For parents of children diagnosed with attention deficit hyperactivity disorder, a new study delivers some uplifting news: Kids may outgrow it by their 18th birthday.
Researchers tracked 2,232 twins from England and Wales from ages 5 to 18 — 12 percent of whom had ADHD during childhood. Remarkably, 78 percent of those with ADHD in childhood didn’t have it once they hit adulthood. What’s more, by age 18, they didn’t suffer any more sleep problems than those never afflicted with the brain disorder — important, since children with ADHD seem more prone to sleep issues, according to the research team.
“Yes, by 18, they may be too old to spare their parents the wakeful nights, but parents want the best for their children and it will give many some welcome solace to know that things could improve in future,” writes study author Alice M. Gregory of the University of London, whose findings were published Tuesday in the Journal of Clinical Child & Adolescent Psychology.
Gregory acknowledges, however, the possibility that childhood sleep problems could be giving rise to ADHD in some cases. “There’s an element of what comes first: ADHD or sleeplessness? The story can be complex,” she adds in the article about her findings published on The Conversation.

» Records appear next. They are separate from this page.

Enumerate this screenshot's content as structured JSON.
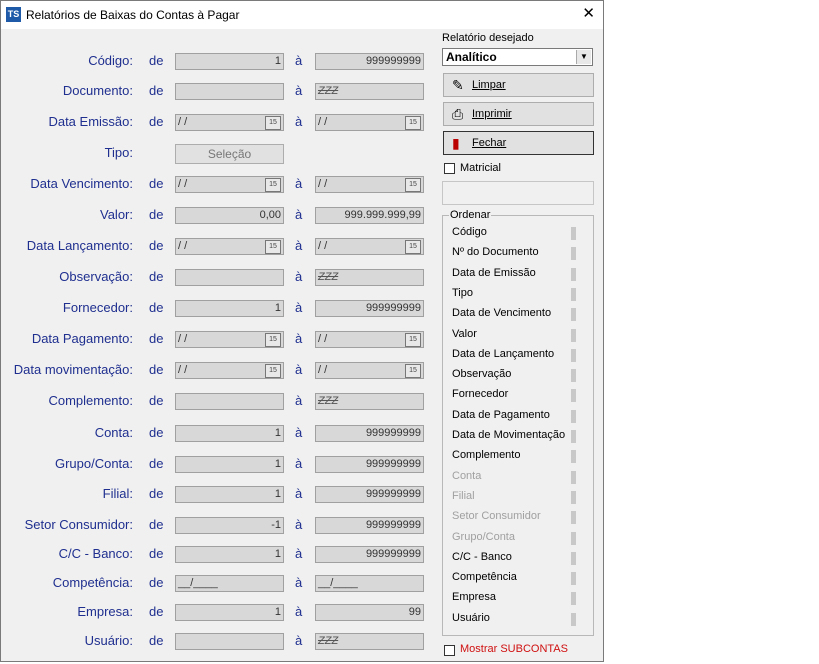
{
  "window": {
    "icon_text": "TS",
    "title": "Relatórios de Baixas do Contas à Pagar",
    "close_glyph": "✕"
  },
  "form": {
    "de_label": "de",
    "a_label": "à",
    "date_icon_text": "15",
    "rows": [
      {
        "label": "Código:",
        "from": "1",
        "to": "999999999",
        "kind": "num"
      },
      {
        "label": "Documento:",
        "from": "",
        "to": "ZZZ",
        "kind": "text"
      },
      {
        "label": "Data Emissão:",
        "from": " /  /",
        "to": " /  /",
        "kind": "date"
      },
      {
        "label": "Tipo:",
        "button": "Seleção",
        "kind": "button"
      },
      {
        "label": "Data Vencimento:",
        "from": " /  /",
        "to": " /  /",
        "kind": "date"
      },
      {
        "label": "Valor:",
        "from": "0,00",
        "to": "999.999.999,99",
        "kind": "num"
      },
      {
        "label": "Data Lançamento:",
        "from": " /  /",
        "to": " /  /",
        "kind": "date"
      },
      {
        "label": "Observação:",
        "from": "",
        "to": "ZZZ",
        "kind": "text"
      },
      {
        "label": "Fornecedor:",
        "from": "1",
        "to": "999999999",
        "kind": "num"
      },
      {
        "label": "Data Pagamento:",
        "from": " /  /",
        "to": " /  /",
        "kind": "date"
      },
      {
        "label": "Data movimentação:",
        "from": " /  /",
        "to": " /  /",
        "kind": "date"
      },
      {
        "label": "Complemento:",
        "from": "",
        "to": "ZZZ",
        "kind": "text"
      },
      {
        "label": "Conta:",
        "from": "1",
        "to": "999999999",
        "kind": "num"
      },
      {
        "label": "Grupo/Conta:",
        "from": "1",
        "to": "999999999",
        "kind": "num"
      },
      {
        "label": "Filial:",
        "from": "1",
        "to": "999999999",
        "kind": "num"
      },
      {
        "label": "Setor Consumidor:",
        "from": "-1",
        "to": "999999999",
        "kind": "num"
      },
      {
        "label": "C/C - Banco:",
        "from": "1",
        "to": "999999999",
        "kind": "num"
      },
      {
        "label": "Competência:",
        "from": "__/____",
        "to": "__/____",
        "kind": "text"
      },
      {
        "label": "Empresa:",
        "from": "1",
        "to": "99",
        "kind": "num"
      },
      {
        "label": "Usuário:",
        "from": "",
        "to": "ZZZ",
        "kind": "text"
      }
    ]
  },
  "right_panel": {
    "report_label": "Relatório desejado",
    "report_value": "Analítico",
    "combo_arrow": "▼",
    "limpar_label": "Limpar",
    "imprimir_label": "Imprimir",
    "fechar_label": "Fechar",
    "matricial_label": "Matricial",
    "ordenar_title": "Ordenar",
    "ordenar_items": [
      {
        "label": "Código",
        "enabled": true
      },
      {
        "label": "Nº do Documento",
        "enabled": true
      },
      {
        "label": "Data de Emissão",
        "enabled": true
      },
      {
        "label": "Tipo",
        "enabled": true
      },
      {
        "label": "Data de Vencimento",
        "enabled": true
      },
      {
        "label": "Valor",
        "enabled": true
      },
      {
        "label": "Data de Lançamento",
        "enabled": true
      },
      {
        "label": "Observação",
        "enabled": true
      },
      {
        "label": "Fornecedor",
        "enabled": true
      },
      {
        "label": "Data de Pagamento",
        "enabled": true
      },
      {
        "label": "Data de Movimentação",
        "enabled": true
      },
      {
        "label": "Complemento",
        "enabled": true
      },
      {
        "label": "Conta",
        "enabled": false
      },
      {
        "label": "Filial",
        "enabled": false
      },
      {
        "label": "Setor Consumidor",
        "enabled": false
      },
      {
        "label": "Grupo/Conta",
        "enabled": false
      },
      {
        "label": "C/C - Banco",
        "enabled": true
      },
      {
        "label": "Competência",
        "enabled": true
      },
      {
        "label": "Empresa",
        "enabled": true
      },
      {
        "label": "Usuário",
        "enabled": true
      }
    ],
    "subcontas_label": "Mostrar SUBCONTAS"
  }
}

To further understand the relationship between ADHD and sleep problems, the researchers also compared identical and non-identical twins to figure out how nature (one’s genes) and nurture (one’s environment) factor into the equation. Both components had nearly equal sway, meaning both ought to be considered in the quest to help prevent and resolve these issues in kids, according to Gregory.
The Centers for Disease Control and Prevention estimates that, as of 2011, 11 percent of children ages of 4 and 17 received an ADHD diagnosis.
More from U.S. News